The data that follows is to be given again, exactly as written.

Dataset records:
______
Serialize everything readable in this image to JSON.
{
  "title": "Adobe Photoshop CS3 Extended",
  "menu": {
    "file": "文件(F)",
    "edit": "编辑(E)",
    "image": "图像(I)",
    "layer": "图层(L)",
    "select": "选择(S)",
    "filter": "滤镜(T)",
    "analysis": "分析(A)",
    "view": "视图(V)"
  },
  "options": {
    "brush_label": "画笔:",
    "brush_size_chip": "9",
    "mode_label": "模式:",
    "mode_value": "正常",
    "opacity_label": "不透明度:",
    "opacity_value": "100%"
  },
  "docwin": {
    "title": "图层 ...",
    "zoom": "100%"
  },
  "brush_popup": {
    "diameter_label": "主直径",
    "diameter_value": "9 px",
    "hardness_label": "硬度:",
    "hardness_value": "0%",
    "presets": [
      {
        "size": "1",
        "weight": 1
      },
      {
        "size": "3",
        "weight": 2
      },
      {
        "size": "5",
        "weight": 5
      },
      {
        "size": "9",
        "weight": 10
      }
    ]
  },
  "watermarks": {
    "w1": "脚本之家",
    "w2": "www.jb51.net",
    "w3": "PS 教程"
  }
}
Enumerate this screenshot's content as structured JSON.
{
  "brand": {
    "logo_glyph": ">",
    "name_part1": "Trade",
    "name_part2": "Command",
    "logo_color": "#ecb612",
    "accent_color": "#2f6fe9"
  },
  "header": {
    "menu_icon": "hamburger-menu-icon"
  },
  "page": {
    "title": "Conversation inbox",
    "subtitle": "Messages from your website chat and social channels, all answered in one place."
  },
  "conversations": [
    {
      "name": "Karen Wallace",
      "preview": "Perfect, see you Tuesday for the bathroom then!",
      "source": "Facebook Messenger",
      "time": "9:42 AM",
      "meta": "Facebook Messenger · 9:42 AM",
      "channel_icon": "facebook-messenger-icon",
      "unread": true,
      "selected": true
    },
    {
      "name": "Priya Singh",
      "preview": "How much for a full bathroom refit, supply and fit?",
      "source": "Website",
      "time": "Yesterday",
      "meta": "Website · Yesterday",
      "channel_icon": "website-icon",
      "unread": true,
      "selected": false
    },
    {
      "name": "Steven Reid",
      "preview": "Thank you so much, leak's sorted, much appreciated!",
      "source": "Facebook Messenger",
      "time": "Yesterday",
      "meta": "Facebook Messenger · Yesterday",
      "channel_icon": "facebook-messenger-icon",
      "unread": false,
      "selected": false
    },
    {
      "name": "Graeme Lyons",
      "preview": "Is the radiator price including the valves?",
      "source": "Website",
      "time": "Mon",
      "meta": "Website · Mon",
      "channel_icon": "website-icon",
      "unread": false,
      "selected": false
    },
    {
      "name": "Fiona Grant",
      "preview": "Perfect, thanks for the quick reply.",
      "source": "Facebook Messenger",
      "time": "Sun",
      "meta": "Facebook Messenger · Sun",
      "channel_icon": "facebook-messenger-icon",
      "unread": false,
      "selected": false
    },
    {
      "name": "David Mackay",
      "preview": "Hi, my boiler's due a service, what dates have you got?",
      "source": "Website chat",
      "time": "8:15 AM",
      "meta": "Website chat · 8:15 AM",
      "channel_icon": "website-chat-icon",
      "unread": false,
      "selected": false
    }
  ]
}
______
Completed task
Serialize everything readable in this image to JSON.
{
  "title": "Adobe Photoshop CS3 Extended",
  "menu": {
    "file": "文件(F)",
    "edit": "编辑(E)",
    "image": "图像(I)",
    "layer": "图层(L)",
    "select": "选择(S)",
    "filter": "滤镜(T)",
    "analysis": "分析(A)",
    "view": "视图(V)"
  },
  "options": {
    "brush_label": "画笔:",
    "brush_size_chip": "9",
    "mode_label": "模式:",
    "mode_value": "正常",
    "opacity_label": "不透明度:",
    "opacity_value": "100%"
  },
  "docwin": {
    "title": "图层 ...",
    "zoom": "100%"
  },
  "brush_popup": {
    "diameter_label": "主直径",
    "diameter_value": "9 px",
    "hardness_label": "硬度:",
    "hardness_value": "0%",
    "presets": [
      {
        "size": "1",
        "weight": 1
      },
      {
        "size": "3",
        "weight": 2
      },
      {
        "size": "5",
        "weight": 5
      },
      {
        "size": "9",
        "weight": 10
      }
    ]
  },
  "watermarks": {
    "w1": "脚本之家",
    "w2": "www.jb51.net",
    "w3": "PS 教程"
  }
}
Enumerate this screenshot's content as structured JSON.
{
  "brand": {
    "logo_glyph": ">",
    "name_part1": "Trade",
    "name_part2": "Command",
    "logo_color": "#ecb612",
    "accent_color": "#2f6fe9"
  },
  "header": {
    "menu_icon": "hamburger-menu-icon"
  },
  "page": {
    "title": "Conversation inbox",
    "subtitle": "Messages from your website chat and social channels, all answered in one place."
  },
  "conversations": [
    {
      "name": "Karen Wallace",
      "preview": "Perfect, see you Tuesday for the bathroom then!",
      "source": "Facebook Messenger",
      "time": "9:42 AM",
      "meta": "Facebook Messenger · 9:42 AM",
      "channel_icon": "facebook-messenger-icon",
      "unread": true,
      "selected": true
    },
    {
      "name": "Priya Singh",
      "preview": "How much for a full bathroom refit, supply and fit?",
      "source": "Website",
      "time": "Yesterday",
      "meta": "Website · Yesterday",
      "channel_icon": "website-icon",
      "unread": true,
      "selected": false
    },
    {
      "name": "Steven Reid",
      "preview": "Thank you so much, leak's sorted, much appreciated!",
      "source": "Facebook Messenger",
      "time": "Yesterday",
      "meta": "Facebook Messenger · Yesterday",
      "channel_icon": "facebook-messenger-icon",
      "unread": false,
      "selected": false
    },
    {
      "name": "Graeme Lyons",
      "preview": "Is the radiator price including the valves?",
      "source": "Website",
      "time": "Mon",
      "meta": "Website · Mon",
      "channel_icon": "website-icon",
      "unread": false,
      "selected": false
    },
    {
      "name": "Fiona Grant",
      "preview": "Perfect, thanks for the quick reply.",
      "source": "Facebook Messenger",
      "time": "Sun",
      "meta": "Facebook Messenger · Sun",
      "channel_icon": "facebook-messenger-icon",
      "unread": false,
      "selected": false
    },
    {
      "name": "David Mackay",
      "preview": "Hi, my boiler's due a service, what dates have you got?",
      "source": "Website chat",
      "time": "8:15 AM",
      "meta": "Website chat · 8:15 AM",
      "channel_icon": "website-chat-icon",
      "unread": false,
      "selected": false
    }
  ]
}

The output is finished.